I see I have already written about Jane Yolen in a previous post, back in 2019, but this one is based on the theme of using fairy tales in modern fiction and she is THE reteller of fairy tales.
Jane Yolen is an American Jewish fantasy writer. I specify the Jewish because there are so many Jewish elements in her writing.
She is also a writer of a lot of fiction based on fairy tales.
Her book How To Fracture A Fairy Tale features several of her short stories based on fairy tales, then blurbs explaining what she had in mind when writing them. I have a copy in Apple Books, but you can also get it in Kindle, print and audiobook.
The good news is, there is literally a Jane Yolen book for every day of the year, whether adult, children’s, YA, picture book or poetry - 365 so far and I see there are more coming!
I haven’t read anywhere near all of them so far and there wouldn’t be space in this post anyway, so I’ll just cover a few.
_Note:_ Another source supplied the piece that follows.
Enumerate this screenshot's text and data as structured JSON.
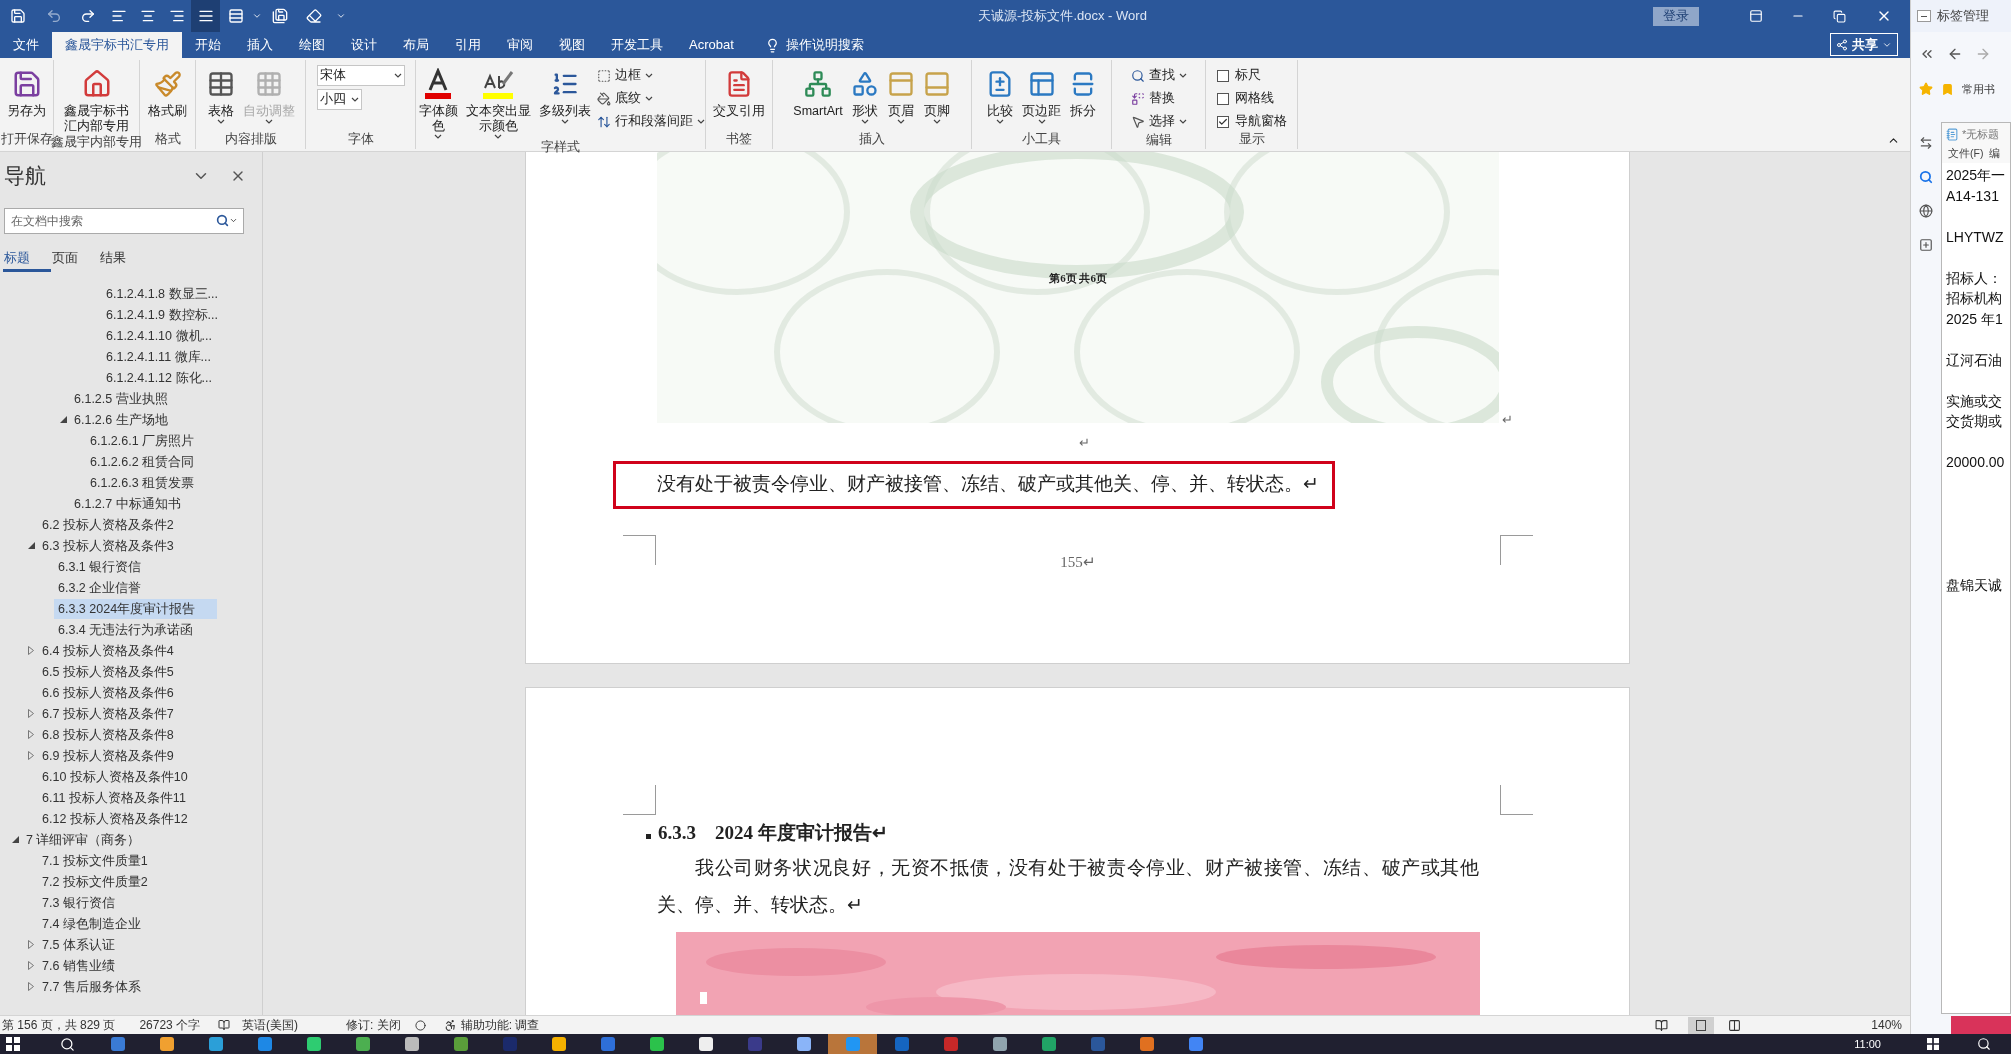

I’ve said a lot of her fiction has Jewish elements. In How To Fracture A Fairy Tale there is her short story “Granny Rumple” which sets the story of Rumplestiltskin in 19th century Ukraine. It’s not a kingdom, just a small town, and the father’s boast is that his daughter can do amazing tapestries when she can’t. She borrows from a young Jewish moneylender who organises to buy the tapestries and goes easy on her with the loan. She marries the mayor’s son and when she hasn’t repaid the loan, the moneylender’s wife goes to try to get the money. The woman screams that they want her baby and this leads to a pogrom and the death of the moneylender. It’s an interesting take on the fairy tale; the author says that in the fairy tale the only character who does what he promises and isn’t lying is Rumplestiltskin.
Another story in the book is Holocaust themed, “Slipping Sideways Through Eternity” in which the heroine slips away from a Passover Seder, following the prophet Elijah, who has a task for her that involves time travel and rescue of some concentration camp inmates. Elijah the prophet is a folklore character as part of Passover celebrations. As well as leaving an extra seat for the stranger who might turn up you leave a glass of wine for Elijah. At some stage in the ceremony the children are sent to open the door for him. I remember doing this as a child. My father used to drink the prophet’s wine while I was at the door.
Her novel Briar Rose is a retelling of Sleeping Beauty set during the Holocaust. You can’t get this one in ebook, but in paperback.
Mapping The Bones is based on “Hansel And Gretel”, also set during the Holocaust. When you think about “Hansel And Gretel”, the image of an oven pops up. It’s easy to make the connection with the ovens of the Nazi death camps. It’s available in audiobook from both Amazon and Apple Books and in print, but not in ebook.
She doesn’t only write Holocaust themed fiction. The stories in How To Fracture A Fairy Tale vary from a story seen from the viewpoint of the bridge crossed by the Billygoats Gruff to another in which Icarus doesn’t die of his fall, but…
And there is, of course, the verse novel Finding Baba Yaga I mentioned in a previous post.
A children’s book, Merlin And The Dragons is available very cheaply on Apple Books and it’s read by Kevin Kline!
She isn’t the only reteller of folk tales by any means, but is certainly the most prolific!